Hair was my gateway into my identity as a trans woman. Like a trusted confidante, it whispered to me to embark on my own “going natural” phase, and I decided during my freshman year of college to stop lining up and cutting my hair. It urged me to try different natural styles with drawstring ponytails (that started off wonky but eventually found their footing) and demanded that I upgrade to protective styles like braids and faux locs. Once my confidence grew, I tried riskier ones like passion twists and embellished braids. My hair became the gift that kept on giving, providing me each time with a renewed sense of self, beauty, and access to community — because whether cis, trans, or non-binary our hair does this for us all as Black women and femmes.
Our hair is the unspoken backbone that unites us across the centuries and holds the remnants of our past and the ancestors who left with us secrets of braiding and beauty. It bears the painful memories of the trans-Atlantic slave trade and the women who braided rice into their cornrows to provide and ensure sustenance as they were transported from West Africa. Through our hair and its many rituals, remain the herbalism of our foremothers in the new world, passing down their ingenuity of homemade balms, creams, and oils for hair growth. And, while the societies we now call home may try to limit our personhood, we continue as Black women, to reject who they say we can be and claim space for ourselves. Because our ‘Black girl magic’ isn’t limited to our hair’s origins, length, curl pattern, style or caused perception; its magic is in its willingness to be beautifully untamed.

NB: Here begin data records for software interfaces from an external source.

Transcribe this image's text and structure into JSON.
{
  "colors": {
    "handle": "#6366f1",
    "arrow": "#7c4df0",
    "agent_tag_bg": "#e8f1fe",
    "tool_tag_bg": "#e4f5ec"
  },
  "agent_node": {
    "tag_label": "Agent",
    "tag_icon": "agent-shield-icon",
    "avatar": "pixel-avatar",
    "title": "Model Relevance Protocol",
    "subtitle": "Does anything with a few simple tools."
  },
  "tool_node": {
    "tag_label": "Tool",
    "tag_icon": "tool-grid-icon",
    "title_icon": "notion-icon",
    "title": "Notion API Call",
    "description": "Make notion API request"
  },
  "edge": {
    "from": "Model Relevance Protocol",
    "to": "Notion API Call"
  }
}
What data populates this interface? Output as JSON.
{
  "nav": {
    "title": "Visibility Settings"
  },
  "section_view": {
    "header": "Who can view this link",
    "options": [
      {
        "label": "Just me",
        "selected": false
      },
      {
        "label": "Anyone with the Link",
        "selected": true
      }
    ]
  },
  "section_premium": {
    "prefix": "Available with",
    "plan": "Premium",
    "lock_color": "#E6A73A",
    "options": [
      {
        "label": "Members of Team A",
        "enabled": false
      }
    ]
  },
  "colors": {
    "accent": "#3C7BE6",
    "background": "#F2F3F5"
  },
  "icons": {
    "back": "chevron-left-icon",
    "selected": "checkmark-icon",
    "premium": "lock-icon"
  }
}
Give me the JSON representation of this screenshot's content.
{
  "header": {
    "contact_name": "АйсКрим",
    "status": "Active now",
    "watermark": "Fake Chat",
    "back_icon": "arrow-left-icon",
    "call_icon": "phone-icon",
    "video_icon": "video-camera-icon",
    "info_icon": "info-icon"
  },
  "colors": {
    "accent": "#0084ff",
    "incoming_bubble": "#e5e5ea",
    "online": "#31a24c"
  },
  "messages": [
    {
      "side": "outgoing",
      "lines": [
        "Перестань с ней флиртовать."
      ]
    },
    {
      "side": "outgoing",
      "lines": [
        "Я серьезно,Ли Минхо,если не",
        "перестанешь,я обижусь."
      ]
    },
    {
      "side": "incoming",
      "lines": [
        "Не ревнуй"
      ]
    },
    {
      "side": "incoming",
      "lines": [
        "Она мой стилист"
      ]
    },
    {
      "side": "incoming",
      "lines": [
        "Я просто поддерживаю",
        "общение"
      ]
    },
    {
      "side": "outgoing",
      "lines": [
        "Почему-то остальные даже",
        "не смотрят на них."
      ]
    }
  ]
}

My hair presents me with a communal love and reservoir of self-confidence fostered by the Black women around me who share their own experiences.
So, while my Black girl hair story might be free of cutesy hairstyles in my youth, or absent of that “one perm" that left me rebuilding my edges, it still has its place amongst all our unique stories, across the diaspora, recounting our own journeys of self.
Whether your hair story is graceful and regal like the smooth head of congresswoman Ayanna Pressley, pressed and joyous like the silk presses of US Vice President Kamala Harris, changes forms like the buss downs of our favorite rapping girls JT and Careesha, or flows ethereal and soulful like the styles worn by Solange Knowles and Erykah Badu, our hair stories are pieces and colors of a tapestry bigger than ourselves.
Now, in my two days of holy rest — in the moments of detangling, treatment, and styling — my hair continues to fill me with love, and as I love on it, in return, it loves on me. My curls continue to grow bigger and brighter, not only by my hand but with the help of this sisterhood. It remains nourished by the words of an older Black woman who in passing comments on my hair’s natural volume and thickness, and it sways just a little more when a woman behind me asks where I got my braids done. My hair presents me with a communal love and reservoir of self-confidence fostered by the Black women around me who share their own experiences. And I’m able to return the gift to another little Black girl by offering her a moment's joy by complimenting her on her hair.
Hair showed me my identity as a trans woman and remains a pathway to identity for women of all experiences. It continues to offer us lessons in self-love and remains a means to radically take up space. Yet beyond all of the sentiments and teachings learned, my hair and its care offer me a soft place to simply be and a quiet spot away from the world to land and exist in the totality of Black womanhood.